- **Task statement**
Filter the entries below, keeping only lines with the word "JSON".

- **Data provided**
::::::::
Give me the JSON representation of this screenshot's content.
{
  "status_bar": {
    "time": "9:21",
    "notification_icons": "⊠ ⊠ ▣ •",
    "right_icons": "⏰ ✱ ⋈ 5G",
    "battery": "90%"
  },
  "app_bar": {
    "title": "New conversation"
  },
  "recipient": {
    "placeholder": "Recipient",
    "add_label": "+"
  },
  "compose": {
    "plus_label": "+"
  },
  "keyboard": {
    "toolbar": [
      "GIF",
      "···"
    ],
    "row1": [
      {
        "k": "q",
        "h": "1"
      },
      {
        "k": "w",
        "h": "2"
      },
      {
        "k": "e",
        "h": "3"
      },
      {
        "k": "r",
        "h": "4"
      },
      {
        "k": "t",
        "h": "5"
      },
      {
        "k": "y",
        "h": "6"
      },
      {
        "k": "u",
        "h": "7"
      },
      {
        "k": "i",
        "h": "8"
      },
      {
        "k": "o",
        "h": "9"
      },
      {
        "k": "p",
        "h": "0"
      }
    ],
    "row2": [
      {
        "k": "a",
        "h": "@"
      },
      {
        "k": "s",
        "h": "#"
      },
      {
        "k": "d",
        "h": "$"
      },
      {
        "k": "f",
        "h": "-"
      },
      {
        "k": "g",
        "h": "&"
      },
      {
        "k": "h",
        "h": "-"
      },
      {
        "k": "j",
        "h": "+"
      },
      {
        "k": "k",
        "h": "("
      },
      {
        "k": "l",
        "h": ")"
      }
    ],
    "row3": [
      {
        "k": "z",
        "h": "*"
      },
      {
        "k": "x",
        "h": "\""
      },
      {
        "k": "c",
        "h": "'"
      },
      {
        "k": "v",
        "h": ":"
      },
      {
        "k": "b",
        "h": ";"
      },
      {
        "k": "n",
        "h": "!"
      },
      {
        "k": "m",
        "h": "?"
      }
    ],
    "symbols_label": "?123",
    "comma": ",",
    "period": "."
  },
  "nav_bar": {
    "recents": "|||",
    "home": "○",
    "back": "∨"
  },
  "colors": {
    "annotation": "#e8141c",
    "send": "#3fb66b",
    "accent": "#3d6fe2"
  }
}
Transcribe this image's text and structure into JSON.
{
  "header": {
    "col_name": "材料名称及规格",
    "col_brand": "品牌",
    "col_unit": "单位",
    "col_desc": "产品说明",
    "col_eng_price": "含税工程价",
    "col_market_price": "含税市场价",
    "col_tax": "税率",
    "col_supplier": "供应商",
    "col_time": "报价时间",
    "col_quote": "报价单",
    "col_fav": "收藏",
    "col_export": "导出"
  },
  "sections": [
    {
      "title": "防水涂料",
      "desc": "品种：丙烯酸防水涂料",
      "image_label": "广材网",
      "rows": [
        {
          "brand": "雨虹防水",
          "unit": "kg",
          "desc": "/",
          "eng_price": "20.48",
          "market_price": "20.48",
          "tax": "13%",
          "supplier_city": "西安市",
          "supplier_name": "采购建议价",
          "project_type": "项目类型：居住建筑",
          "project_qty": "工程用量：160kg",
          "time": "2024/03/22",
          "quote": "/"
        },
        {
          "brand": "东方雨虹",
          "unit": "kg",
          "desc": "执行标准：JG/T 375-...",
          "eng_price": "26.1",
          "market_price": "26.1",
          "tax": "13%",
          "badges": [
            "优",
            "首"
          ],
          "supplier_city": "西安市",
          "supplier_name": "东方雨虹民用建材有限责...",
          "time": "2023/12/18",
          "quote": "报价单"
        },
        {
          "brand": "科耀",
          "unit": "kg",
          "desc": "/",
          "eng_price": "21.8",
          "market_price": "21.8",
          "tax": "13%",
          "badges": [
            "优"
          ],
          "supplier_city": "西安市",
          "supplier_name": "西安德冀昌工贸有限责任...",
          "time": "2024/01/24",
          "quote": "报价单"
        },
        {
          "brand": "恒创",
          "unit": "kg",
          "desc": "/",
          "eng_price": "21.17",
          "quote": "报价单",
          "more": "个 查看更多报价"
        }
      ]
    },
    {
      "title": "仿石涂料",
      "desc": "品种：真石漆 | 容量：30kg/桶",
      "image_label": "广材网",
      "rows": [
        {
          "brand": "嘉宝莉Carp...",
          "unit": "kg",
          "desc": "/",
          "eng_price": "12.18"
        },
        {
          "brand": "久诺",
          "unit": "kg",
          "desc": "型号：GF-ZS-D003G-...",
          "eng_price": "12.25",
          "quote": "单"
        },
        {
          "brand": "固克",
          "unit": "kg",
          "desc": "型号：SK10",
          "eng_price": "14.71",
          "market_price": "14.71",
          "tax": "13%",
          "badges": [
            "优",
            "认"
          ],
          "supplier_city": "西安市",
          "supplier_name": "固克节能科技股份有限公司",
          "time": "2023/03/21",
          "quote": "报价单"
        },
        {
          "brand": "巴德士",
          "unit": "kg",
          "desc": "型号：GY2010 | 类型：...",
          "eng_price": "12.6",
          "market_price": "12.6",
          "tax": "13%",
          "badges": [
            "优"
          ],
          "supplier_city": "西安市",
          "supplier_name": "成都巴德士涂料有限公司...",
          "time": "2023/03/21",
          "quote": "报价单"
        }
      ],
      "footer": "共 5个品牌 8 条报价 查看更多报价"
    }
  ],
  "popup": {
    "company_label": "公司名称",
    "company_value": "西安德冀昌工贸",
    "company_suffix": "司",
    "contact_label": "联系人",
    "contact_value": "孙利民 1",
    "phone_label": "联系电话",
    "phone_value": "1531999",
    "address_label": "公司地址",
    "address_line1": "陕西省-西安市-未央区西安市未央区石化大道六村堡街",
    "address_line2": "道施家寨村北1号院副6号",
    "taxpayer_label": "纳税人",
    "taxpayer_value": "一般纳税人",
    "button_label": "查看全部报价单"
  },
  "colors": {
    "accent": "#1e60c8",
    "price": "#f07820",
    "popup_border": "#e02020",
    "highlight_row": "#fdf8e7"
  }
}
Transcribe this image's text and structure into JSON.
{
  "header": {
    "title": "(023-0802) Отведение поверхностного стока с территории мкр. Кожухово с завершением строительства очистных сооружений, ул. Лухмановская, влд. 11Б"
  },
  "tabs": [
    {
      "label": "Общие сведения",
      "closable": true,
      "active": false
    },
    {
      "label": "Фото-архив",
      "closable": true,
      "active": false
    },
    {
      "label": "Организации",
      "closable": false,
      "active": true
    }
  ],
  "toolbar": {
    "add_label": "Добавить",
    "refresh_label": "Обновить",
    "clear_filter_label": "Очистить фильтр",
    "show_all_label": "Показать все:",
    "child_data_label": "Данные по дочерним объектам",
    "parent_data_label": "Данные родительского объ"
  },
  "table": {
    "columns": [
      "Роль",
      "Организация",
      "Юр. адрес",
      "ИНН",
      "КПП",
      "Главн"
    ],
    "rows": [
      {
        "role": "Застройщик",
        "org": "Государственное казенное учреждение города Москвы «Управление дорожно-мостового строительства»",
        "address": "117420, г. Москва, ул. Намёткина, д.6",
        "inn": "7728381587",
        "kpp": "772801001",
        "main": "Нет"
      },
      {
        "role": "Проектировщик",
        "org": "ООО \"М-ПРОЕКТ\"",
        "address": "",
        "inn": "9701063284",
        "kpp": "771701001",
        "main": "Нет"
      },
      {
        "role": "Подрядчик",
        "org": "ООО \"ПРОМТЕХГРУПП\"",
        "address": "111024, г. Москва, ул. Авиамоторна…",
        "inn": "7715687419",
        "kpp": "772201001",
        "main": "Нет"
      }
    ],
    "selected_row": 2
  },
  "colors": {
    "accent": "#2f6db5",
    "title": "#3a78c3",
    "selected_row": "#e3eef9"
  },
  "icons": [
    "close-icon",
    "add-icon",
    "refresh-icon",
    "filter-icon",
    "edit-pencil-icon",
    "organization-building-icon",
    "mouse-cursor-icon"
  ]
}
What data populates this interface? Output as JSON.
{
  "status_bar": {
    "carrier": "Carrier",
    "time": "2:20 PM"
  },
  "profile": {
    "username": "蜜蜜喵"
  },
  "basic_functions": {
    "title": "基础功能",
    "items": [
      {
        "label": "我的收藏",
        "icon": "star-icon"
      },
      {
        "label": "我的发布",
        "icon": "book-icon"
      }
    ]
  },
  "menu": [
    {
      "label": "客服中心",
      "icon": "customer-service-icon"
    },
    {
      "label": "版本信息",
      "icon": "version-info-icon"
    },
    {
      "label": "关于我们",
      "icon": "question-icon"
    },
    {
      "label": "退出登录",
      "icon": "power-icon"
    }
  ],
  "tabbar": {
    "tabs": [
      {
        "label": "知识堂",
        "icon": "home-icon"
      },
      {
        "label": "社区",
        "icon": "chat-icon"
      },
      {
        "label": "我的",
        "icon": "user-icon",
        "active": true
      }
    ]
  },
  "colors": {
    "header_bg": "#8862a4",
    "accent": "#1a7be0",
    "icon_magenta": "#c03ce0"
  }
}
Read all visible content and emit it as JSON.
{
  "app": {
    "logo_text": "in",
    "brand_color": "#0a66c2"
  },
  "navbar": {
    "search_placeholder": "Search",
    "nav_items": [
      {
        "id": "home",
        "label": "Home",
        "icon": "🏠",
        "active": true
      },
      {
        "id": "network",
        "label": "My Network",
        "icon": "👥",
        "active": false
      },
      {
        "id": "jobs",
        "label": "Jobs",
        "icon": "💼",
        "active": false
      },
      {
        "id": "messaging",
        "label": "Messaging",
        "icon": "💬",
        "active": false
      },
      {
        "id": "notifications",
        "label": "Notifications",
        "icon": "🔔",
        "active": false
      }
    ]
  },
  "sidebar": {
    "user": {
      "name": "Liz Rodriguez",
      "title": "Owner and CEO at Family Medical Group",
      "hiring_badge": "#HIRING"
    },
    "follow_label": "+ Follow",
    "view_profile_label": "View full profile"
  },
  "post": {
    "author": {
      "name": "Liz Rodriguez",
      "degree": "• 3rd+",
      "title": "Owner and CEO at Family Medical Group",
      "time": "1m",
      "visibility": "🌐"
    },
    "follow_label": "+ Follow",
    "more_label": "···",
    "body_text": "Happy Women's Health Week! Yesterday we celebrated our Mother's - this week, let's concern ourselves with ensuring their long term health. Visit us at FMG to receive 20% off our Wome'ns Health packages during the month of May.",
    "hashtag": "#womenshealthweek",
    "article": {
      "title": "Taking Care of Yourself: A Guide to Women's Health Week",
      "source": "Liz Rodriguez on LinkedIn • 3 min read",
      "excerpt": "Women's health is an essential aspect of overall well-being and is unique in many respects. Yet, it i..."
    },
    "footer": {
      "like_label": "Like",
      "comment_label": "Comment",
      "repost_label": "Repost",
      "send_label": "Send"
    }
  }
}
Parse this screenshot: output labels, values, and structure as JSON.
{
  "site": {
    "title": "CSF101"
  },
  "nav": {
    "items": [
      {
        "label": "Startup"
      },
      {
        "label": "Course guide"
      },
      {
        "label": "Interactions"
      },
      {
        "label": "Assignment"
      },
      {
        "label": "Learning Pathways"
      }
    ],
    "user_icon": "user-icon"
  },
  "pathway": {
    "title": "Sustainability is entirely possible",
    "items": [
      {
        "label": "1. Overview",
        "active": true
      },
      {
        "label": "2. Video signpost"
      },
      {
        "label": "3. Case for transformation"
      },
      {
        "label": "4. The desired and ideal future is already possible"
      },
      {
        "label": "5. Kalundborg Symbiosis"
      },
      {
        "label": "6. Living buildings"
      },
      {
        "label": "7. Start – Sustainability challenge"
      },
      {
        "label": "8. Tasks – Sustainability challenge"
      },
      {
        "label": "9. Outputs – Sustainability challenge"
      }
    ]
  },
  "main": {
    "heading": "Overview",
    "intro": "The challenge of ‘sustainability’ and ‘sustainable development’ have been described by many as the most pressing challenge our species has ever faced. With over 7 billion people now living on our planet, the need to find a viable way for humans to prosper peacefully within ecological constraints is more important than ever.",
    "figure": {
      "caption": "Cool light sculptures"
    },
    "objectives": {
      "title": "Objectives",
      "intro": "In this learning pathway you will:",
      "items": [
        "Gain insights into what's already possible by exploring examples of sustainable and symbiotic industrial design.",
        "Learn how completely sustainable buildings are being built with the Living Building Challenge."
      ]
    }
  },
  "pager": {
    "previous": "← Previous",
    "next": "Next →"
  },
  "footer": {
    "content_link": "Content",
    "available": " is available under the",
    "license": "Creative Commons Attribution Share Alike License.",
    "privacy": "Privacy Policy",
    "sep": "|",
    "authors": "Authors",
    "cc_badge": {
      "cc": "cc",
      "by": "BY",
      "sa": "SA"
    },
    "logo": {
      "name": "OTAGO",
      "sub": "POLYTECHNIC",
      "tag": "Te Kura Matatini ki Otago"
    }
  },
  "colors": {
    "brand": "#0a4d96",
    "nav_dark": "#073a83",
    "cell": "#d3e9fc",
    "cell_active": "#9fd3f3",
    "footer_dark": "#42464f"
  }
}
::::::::
- **Task result**
Give me the JSON representation of this screenshot's content.
Transcribe this image's text and structure into JSON.
Transcribe this image's text and structure into JSON.
What data populates this interface? Output as JSON.
Read all visible content and emit it as JSON.
Parse this screenshot: output labels, values, and structure as JSON.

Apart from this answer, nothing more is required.